22. Meares CF, McCall MJ, Reardan DT, Goodwin DA, Diamanti CI, McTigue M. Conjugation of antibodies with bifunctional chelating agents: isothiocyanate and bromoacetamide reagents, methods of analysis, and subsequent addition of metal ions. Anal Biochem. 1984;142:68-78
23. Lobo ED, Hansen RJ, Balthasar JP. Antibody pharmacokinetics and pharmacodynamics. J Pharm Sci. 2004;93:2645-68
24. Soret M, Bacharach SL, Buvat I. Partial-volume effect in PET tumor imaging. J Nucl Med. 2007;48:932-45
25. Chen F, Nayak TR, Goel S, Valdovinos HF, Hong H, Theuer CP. et al. In vivo tumor vasculature targeted PET/NIRF imaging with TRC105(Fab)-conjugated, dual-labeled mesoporous silica nanoparticles. Mol Pharm. 2014;11:4007-14
26. Guy J, Kelley RK, Roberts J, Kerlan R, Yao F, Terrault N. Multidisciplinary management of hepatocellular carcinoma. Clin Gastroenterol Hepatol. 2012;10:354-62
27. Reeves HL, Aisen AM. Hepatocellular carcinoma: optimal staging impacts survival. Gastroenterology. 2015;148:1274-6
28. Bellissimo F, Pinzone MR, Cacopardo B, Nunnari G. Diagnostic and therapeutic management of hepatocellular carcinoma. World J Gastroenterol. 2015;21:12003-21
29. Chaiteerakij R, Addissie BD, Roberts LR. Update on biomarkers of hepatocellular carcinoma. Clin Gastroenterol Hepatol. 2015;13:237-45

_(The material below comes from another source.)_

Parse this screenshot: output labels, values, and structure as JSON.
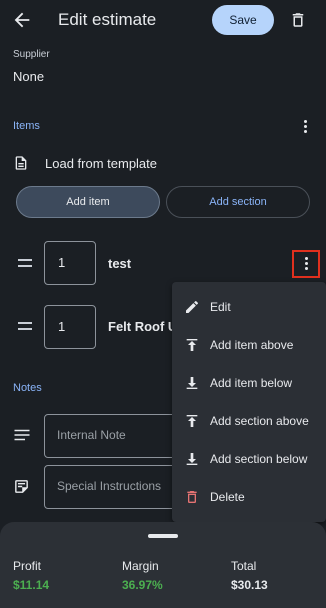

30. Yang X, Liu H, Sun CK, Natarajan A, Hu X, Wang X. et al. Imaging of hepatocellular carcinoma patient-derived xenografts using (8)(9)Zr-labeled anti-glypican-3 monoclonal antibody. Biomaterials. 2014;35:6964-71
31. Holland JP, Divilov V, Bander NH, Smith-Jones PM, Larson SM, Lewis JS. 89Zr-DFO-J591 for immunoPET of prostate-specific membrane antigen expression in vivo. J Nucl Med. 2010;51:1293-300
32. Chang AJ, De Silva RA, Lapi SE. Development and characterization of 89Zr-labeled panitumumab for immuno-positron emission tomographic imaging of the epidermal growth factor receptor. Mol Imaging. 2013;12:17-27
33. J NT, Pandya DN, Pailloux SL, Ogasawara A, Vanderbilt AN, Gill HS. et al. Evaluation of a 3-hydroxypyridin-2-one (2,3-HOPO) Based Macrocyclic Chelator for (89)Zr(4+) and Its Use for ImmunoPET Imaging of HER2 Positive Model of Ovarian Carcinoma in Mice. Theranostics. 2016;6:511-21
34. Patra M, Bauman A, Mari C, Fischer CA, Blacque O, Haussinger D. et al. An octadentate bifunctional chelating agent for the development of stable zirconium-89 based molecular imaging probes. Chem Commun (Camb). 2014;50:11523-5
35. Abou DS, Ku T, Smith-Jones PM. In vivo biodistribution and accumulation of 89Zr in mice. Nucl Med Biol. 2011;38:675-81
36. Jilka RL. The relevance of mouse models for investigating age-related bone loss in humans. J Gerontol A Biol Sci Med Sci. 2013;68:1209-17
37. Rahbari NN, Mehrabi A, Mollberg NM, Muller SA, Koch M, Buchler MW. et al. Hepatocellular carcinoma: current management and perspectives for the future. Ann Surg. 2011;253:453-69
38. Liu Y, Zhao YM, Akers W, Tang ZY, Fan J, Sun HC. et al. First in-human intraoperative imaging of HCC using the fluorescence goggle system and transarterial delivery of near-infrared fluorescent imaging agent: a pilot study. Transl Res. 2013;162:324-31
39. Vahrmeijer AL, Hutteman M, van der Vorst JR, van de Velde CJ, Frangioni JV. Image-guided cancer surgery using near-infrared fluorescence. Nat Rev Clin Oncol. 2013;10:507-18
40. Choi HS, Nasr K, Alyabyev S, Feith D, Lee JH, Kim SH. et al. Synthesis and in vivo fate of zwitterionic near-infrared fluorophores. Angew Chem Int Ed Engl. 2011;50:6258-63
Corresponding authors: Yunan Yang or Weibo Cai.